**** Data provided ****

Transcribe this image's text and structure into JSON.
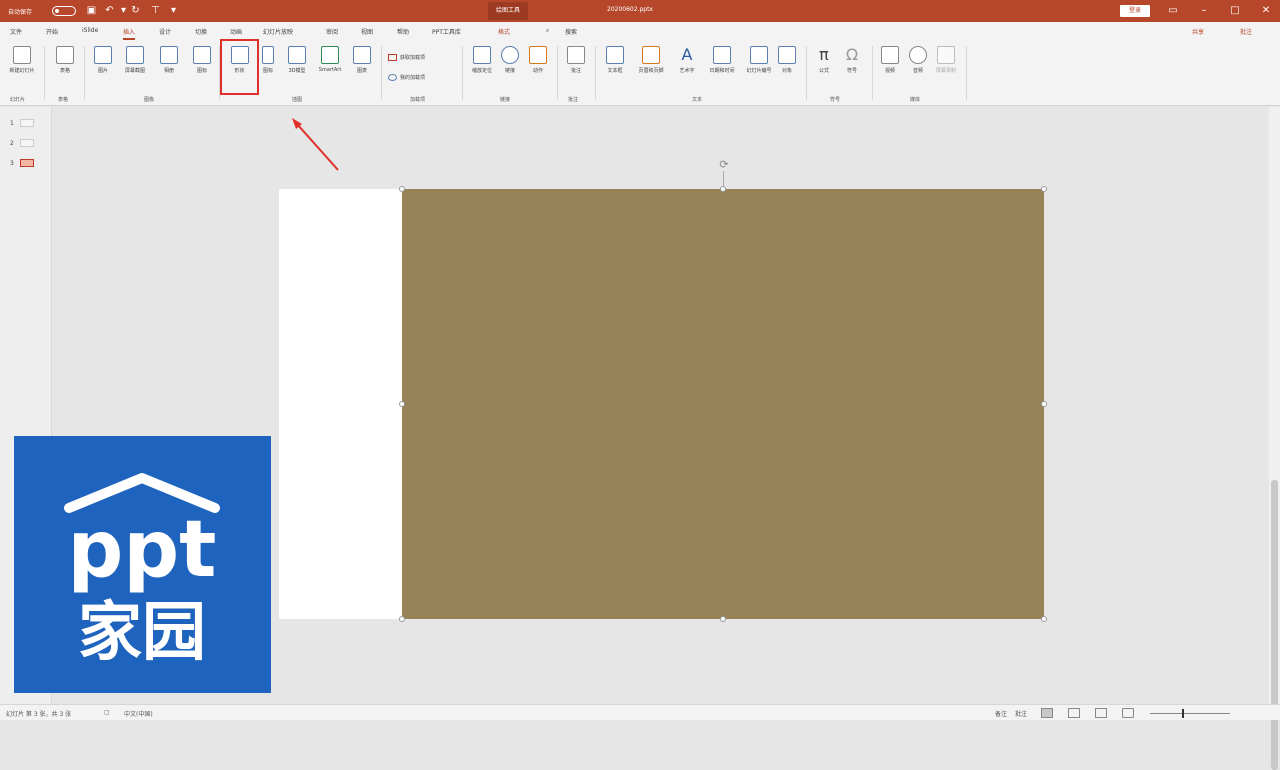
{
  "titlebar": {
    "autosave_label": "自动保存",
    "context_tab": "绘图工具",
    "doc_name": "20200602.pptx",
    "signin": "登录",
    "accent_color": "#b7472a"
  },
  "tabs": {
    "file": "文件",
    "home": "开始",
    "ilove": "iSlide",
    "insert": "插入",
    "design": "设计",
    "transitions": "切换",
    "animations": "动画",
    "slideshow": "幻灯片放映",
    "review": "审阅",
    "view": "视图",
    "help": "帮助",
    "pptools": "PPT工具库",
    "shape_format": "格式",
    "search": "搜索",
    "share": "共享",
    "comments": "批注"
  },
  "ribbon": {
    "new_slide": "新建幻灯片",
    "table": "表格",
    "pictures": "图片",
    "screenshot": "屏幕截图",
    "photo_album": "相册",
    "online_pics": "图标",
    "shapes": "形状",
    "icons": "图标",
    "models": "3D模型",
    "smartart": "SmartArt",
    "chart": "图表",
    "addin_store": "获取加载项",
    "my_addins": "我的加载项",
    "zoom": "缩放定位",
    "link": "链接",
    "action": "动作",
    "comment": "批注",
    "textbox": "文本框",
    "header_footer": "页眉和页脚",
    "wordart": "艺术字",
    "date_time": "日期和时间",
    "slide_number": "幻灯片编号",
    "object": "对象",
    "equation": "公式",
    "symbol": "符号",
    "video": "视频",
    "audio": "音频",
    "screen_rec": "屏幕录制",
    "groups": {
      "slides": "幻灯片",
      "tables": "表格",
      "images": "图像",
      "illustrations": "插图",
      "addins": "加载项",
      "links": "链接",
      "comments": "批注",
      "text": "文本",
      "symbols": "符号",
      "media": "媒体"
    }
  },
  "thumbs": [
    "1",
    "2",
    "3"
  ],
  "status": {
    "slide_info": "幻灯片 第 3 张，共 3 张",
    "language": "中文(中国)",
    "notes": "备注",
    "comments": "批注"
  },
  "logo": {
    "text_top": "ppt",
    "text_bottom": "家园",
    "color": "#1e63bd"
  },
  "shape_fill": "#978357"
}
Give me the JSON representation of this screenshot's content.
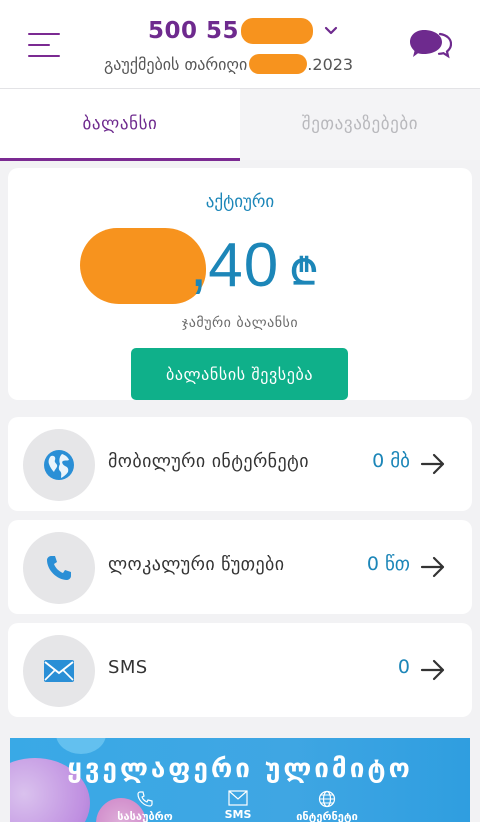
{
  "header": {
    "phone_visible": "500 55",
    "expiry_label": "გაუქმების თარიღი",
    "expiry_year": ".2023"
  },
  "tabs": [
    {
      "label": "ბალანსი",
      "active": true
    },
    {
      "label": "შეთავაზებები",
      "active": false
    }
  ],
  "balance": {
    "status": "აქტიური",
    "amount_visible": ",40",
    "currency": "₾",
    "label": "ჯამური ბალანსი",
    "topup_label": "ბალანსის შევსება"
  },
  "usage": [
    {
      "icon": "globe-icon",
      "label": "მობილური ინტერნეტი",
      "value": "0 მბ"
    },
    {
      "icon": "phone-icon",
      "label": "ლოკალური წუთები",
      "value": "0 წთ"
    },
    {
      "icon": "envelope-icon",
      "label": "SMS",
      "value": "0"
    }
  ],
  "banner": {
    "title": "ყველაფერი ულიმიტო",
    "items": [
      "სასაუბრო",
      "SMS",
      "ინტერნეტი"
    ]
  },
  "colors": {
    "brand_purple": "#6e2a8e",
    "accent_blue": "#1c86b8",
    "topup_green": "#0fb08a",
    "redaction_orange": "#f7931e"
  }
}
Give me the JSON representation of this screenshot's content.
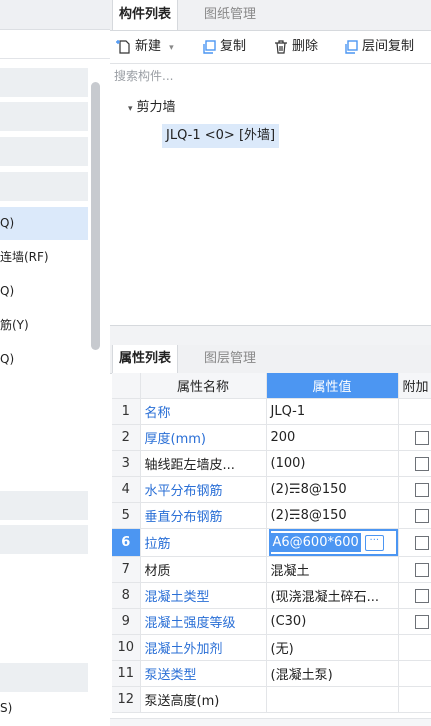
{
  "left_panel": {
    "items": [
      {
        "label": "Q)",
        "selected": true
      },
      {
        "label": "连墙(RF)",
        "selected": false
      },
      {
        "label": "Q)",
        "selected": false
      },
      {
        "label": "筋(Y)",
        "selected": false
      },
      {
        "label": "Q)",
        "selected": false
      }
    ],
    "bottom_label": "S)"
  },
  "component_tabs": [
    {
      "label": "构件列表",
      "active": true
    },
    {
      "label": "图纸管理",
      "active": false
    }
  ],
  "toolbar": {
    "new_label": "新建",
    "copy_label": "复制",
    "delete_label": "删除",
    "floor_copy_label": "层间复制"
  },
  "search": {
    "placeholder": "搜索构件..."
  },
  "tree": {
    "group_label": "剪力墙",
    "item_label": "JLQ-1 <0> [外墙]"
  },
  "property_tabs": [
    {
      "label": "属性列表",
      "active": true
    },
    {
      "label": "图层管理",
      "active": false
    }
  ],
  "property_table": {
    "headers": {
      "name": "属性名称",
      "value": "属性值",
      "extra": "附加"
    },
    "rows": [
      {
        "num": "1",
        "name": "名称",
        "value": "JLQ-1",
        "link": true,
        "checkbox": false
      },
      {
        "num": "2",
        "name": "厚度(mm)",
        "value": "200",
        "link": true,
        "checkbox": true
      },
      {
        "num": "3",
        "name": "轴线距左墙皮...",
        "value": "(100)",
        "link": false,
        "checkbox": true
      },
      {
        "num": "4",
        "name": "水平分布钢筋",
        "value": "(2)☴8@150",
        "link": true,
        "checkbox": true
      },
      {
        "num": "5",
        "name": "垂直分布钢筋",
        "value": "(2)☴8@150",
        "link": true,
        "checkbox": true
      },
      {
        "num": "6",
        "name": "拉筋",
        "value": "A6@600*600",
        "link": true,
        "checkbox": true,
        "selected": true
      },
      {
        "num": "7",
        "name": "材质",
        "value": "混凝土",
        "link": false,
        "checkbox": true
      },
      {
        "num": "8",
        "name": "混凝土类型",
        "value": "(现浇混凝土碎石...",
        "link": true,
        "checkbox": true
      },
      {
        "num": "9",
        "name": "混凝土强度等级",
        "value": "(C30)",
        "link": true,
        "checkbox": true
      },
      {
        "num": "10",
        "name": "混凝土外加剂",
        "value": "(无)",
        "link": true,
        "checkbox": false
      },
      {
        "num": "11",
        "name": "泵送类型",
        "value": "(混凝土泵)",
        "link": true,
        "checkbox": false
      },
      {
        "num": "12",
        "name": "泵送高度(m)",
        "value": "",
        "link": false,
        "checkbox": false
      }
    ]
  },
  "colors": {
    "accent": "#4c96f2",
    "link": "#2a6fd6",
    "selection_bg": "#dbe9fa"
  }
}
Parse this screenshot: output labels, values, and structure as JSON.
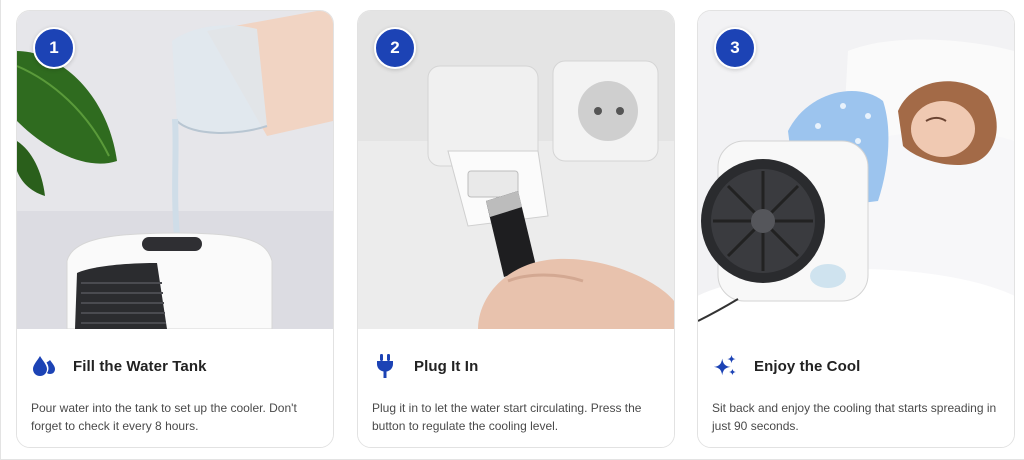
{
  "steps": [
    {
      "number": "1",
      "icon": "water-drops-icon",
      "title": "Fill the Water Tank",
      "description": "Pour water into the tank to set up the cooler. Don't forget to check it every 8 hours."
    },
    {
      "number": "2",
      "icon": "plug-icon",
      "title": "Plug It In",
      "description": "Plug it in to let the water start circulating. Press the button to regulate the cooling level."
    },
    {
      "number": "3",
      "icon": "sparkles-icon",
      "title": "Enjoy the Cool",
      "description": "Sit back and enjoy the cooling that starts spreading in just 90 seconds."
    }
  ],
  "colors": {
    "accent": "#1c43b5",
    "title_text": "#222222",
    "body_text": "#4a4a4a"
  }
}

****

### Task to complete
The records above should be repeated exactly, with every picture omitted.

### Answer space
Transcribe this image's text and structure into JSON.
{
  "titlebar": {
    "autosave_label": "自动保存",
    "context_tab": "绘图工具",
    "doc_name": "20200602.pptx",
    "signin": "登录",
    "accent_color": "#b7472a"
  },
  "tabs": {
    "file": "文件",
    "home": "开始",
    "ilove": "iSlide",
    "insert": "插入",
    "design": "设计",
    "transitions": "切换",
    "animations": "动画",
    "slideshow": "幻灯片放映",
    "review": "审阅",
    "view": "视图",
    "help": "帮助",
    "pptools": "PPT工具库",
    "shape_format": "格式",
    "search": "搜索",
    "share": "共享",
    "comments": "批注"
  },
  "ribbon": {
    "new_slide": "新建幻灯片",
    "table": "表格",
    "pictures": "图片",
    "screenshot": "屏幕截图",
    "photo_album": "相册",
    "online_pics": "图标",
    "shapes": "形状",
    "icons": "图标",
    "models": "3D模型",
    "smartart": "SmartArt",
    "chart": "图表",
    "addin_store": "获取加载项",
    "my_addins": "我的加载项",
    "zoom": "缩放定位",
    "link": "链接",
    "action": "动作",
    "comment": "批注",
    "textbox": "文本框",
    "header_footer": "页眉和页脚",
    "wordart": "艺术字",
    "date_time": "日期和时间",
    "slide_number": "幻灯片编号",
    "object": "对象",
    "equation": "公式",
    "symbol": "符号",
    "video": "视频",
    "audio": "音频",
    "screen_rec": "屏幕录制",
    "groups": {
      "slides": "幻灯片",
      "tables": "表格",
      "images": "图像",
      "illustrations": "插图",
      "addins": "加载项",
      "links": "链接",
      "comments": "批注",
      "text": "文本",
      "symbols": "符号",
      "media": "媒体"
    }
  },
  "thumbs": [
    "1",
    "2",
    "3"
  ],
  "status": {
    "slide_info": "幻灯片 第 3 张，共 3 张",
    "language": "中文(中国)",
    "notes": "备注",
    "comments": "批注"
  },
  "logo": {
    "text_top": "ppt",
    "text_bottom": "家园",
    "color": "#1e63bd"
  },
  "shape_fill": "#978357"
}
Give me the JSON representation of this screenshot's content.
{
  "header": {
    "phone_visible": "500 55",
    "expiry_label": "გაუქმების თარიღი",
    "expiry_year": ".2023"
  },
  "tabs": [
    {
      "label": "ბალანსი",
      "active": true
    },
    {
      "label": "შეთავაზებები",
      "active": false
    }
  ],
  "balance": {
    "status": "აქტიური",
    "amount_visible": ",40",
    "currency": "₾",
    "label": "ჯამური ბალანსი",
    "topup_label": "ბალანსის შევსება"
  },
  "usage": [
    {
      "icon": "globe-icon",
      "label": "მობილური ინტერნეტი",
      "value": "0 მბ"
    },
    {
      "icon": "phone-icon",
      "label": "ლოკალური წუთები",
      "value": "0 წთ"
    },
    {
      "icon": "envelope-icon",
      "label": "SMS",
      "value": "0"
    }
  ],
  "banner": {
    "title": "ყველაფერი ულიმიტო",
    "items": [
      "სასაუბრო",
      "SMS",
      "ინტერნეტი"
    ]
  },
  "colors": {
    "brand_purple": "#6e2a8e",
    "accent_blue": "#1c86b8",
    "topup_green": "#0fb08a",
    "redaction_orange": "#f7931e"
  }
}
Give me the JSON representation of this screenshot's content.
{
  "left_panel": {
    "items": [
      {
        "label": "Q)",
        "selected": true
      },
      {
        "label": "连墙(RF)",
        "selected": false
      },
      {
        "label": "Q)",
        "selected": false
      },
      {
        "label": "筋(Y)",
        "selected": false
      },
      {
        "label": "Q)",
        "selected": false
      }
    ],
    "bottom_label": "S)"
  },
  "component_tabs": [
    {
      "label": "构件列表",
      "active": true
    },
    {
      "label": "图纸管理",
      "active": false
    }
  ],
  "toolbar": {
    "new_label": "新建",
    "copy_label": "复制",
    "delete_label": "删除",
    "floor_copy_label": "层间复制"
  },
  "search": {
    "placeholder": "搜索构件..."
  },
  "tree": {
    "group_label": "剪力墙",
    "item_label": "JLQ-1 <0> [外墙]"
  },
  "property_tabs": [
    {
      "label": "属性列表",
      "active": true
    },
    {
      "label": "图层管理",
      "active": false
    }
  ],
  "property_table": {
    "headers": {
      "name": "属性名称",
      "value": "属性值",
      "extra": "附加"
    },
    "rows": [
      {
        "num": "1",
        "name": "名称",
        "value": "JLQ-1",
        "link": true,
        "checkbox": false
      },
      {
        "num": "2",
        "name": "厚度(mm)",
        "value": "200",
        "link": true,
        "checkbox": true
      },
      {
        "num": "3",
        "name": "轴线距左墙皮...",
        "value": "(100)",
        "link": false,
        "checkbox": true
      },
      {
        "num": "4",
        "name": "水平分布钢筋",
        "value": "(2)☴8@150",
        "link": true,
        "checkbox": true
      },
      {
        "num": "5",
        "name": "垂直分布钢筋",
        "value": "(2)☴8@150",
        "link": true,
        "checkbox": true
      },
      {
        "num": "6",
        "name": "拉筋",
        "value": "A6@600*600",
        "link": true,
        "checkbox": true,
        "selected": true
      },
      {
        "num": "7",
        "name": "材质",
        "value": "混凝土",
        "link": false,
        "checkbox": true
      },
      {
        "num": "8",
        "name": "混凝土类型",
        "value": "(现浇混凝土碎石...",
        "link": true,
        "checkbox": true
      },
      {
        "num": "9",
        "name": "混凝土强度等级",
        "value": "(C30)",
        "link": true,
        "checkbox": true
      },
      {
        "num": "10",
        "name": "混凝土外加剂",
        "value": "(无)",
        "link": true,
        "checkbox": false
      },
      {
        "num": "11",
        "name": "泵送类型",
        "value": "(混凝土泵)",
        "link": true,
        "checkbox": false
      },
      {
        "num": "12",
        "name": "泵送高度(m)",
        "value": "",
        "link": false,
        "checkbox": false
      }
    ]
  },
  "colors": {
    "accent": "#4c96f2",
    "link": "#2a6fd6",
    "selection_bg": "#dbe9fa"
  }
}
Parse this screenshot: output labels, values, and structure as JSON.
{
  "steps": [
    {
      "number": "1",
      "icon": "water-drops-icon",
      "title": "Fill the Water Tank",
      "description": "Pour water into the tank to set up the cooler. Don't forget to check it every 8 hours."
    },
    {
      "number": "2",
      "icon": "plug-icon",
      "title": "Plug It In",
      "description": "Plug it in to let the water start circulating. Press the button to regulate the cooling level."
    },
    {
      "number": "3",
      "icon": "sparkles-icon",
      "title": "Enjoy the Cool",
      "description": "Sit back and enjoy the cooling that starts spreading in just 90 seconds."
    }
  ],
  "colors": {
    "accent": "#1c43b5",
    "title_text": "#222222",
    "body_text": "#4a4a4a"
  }
}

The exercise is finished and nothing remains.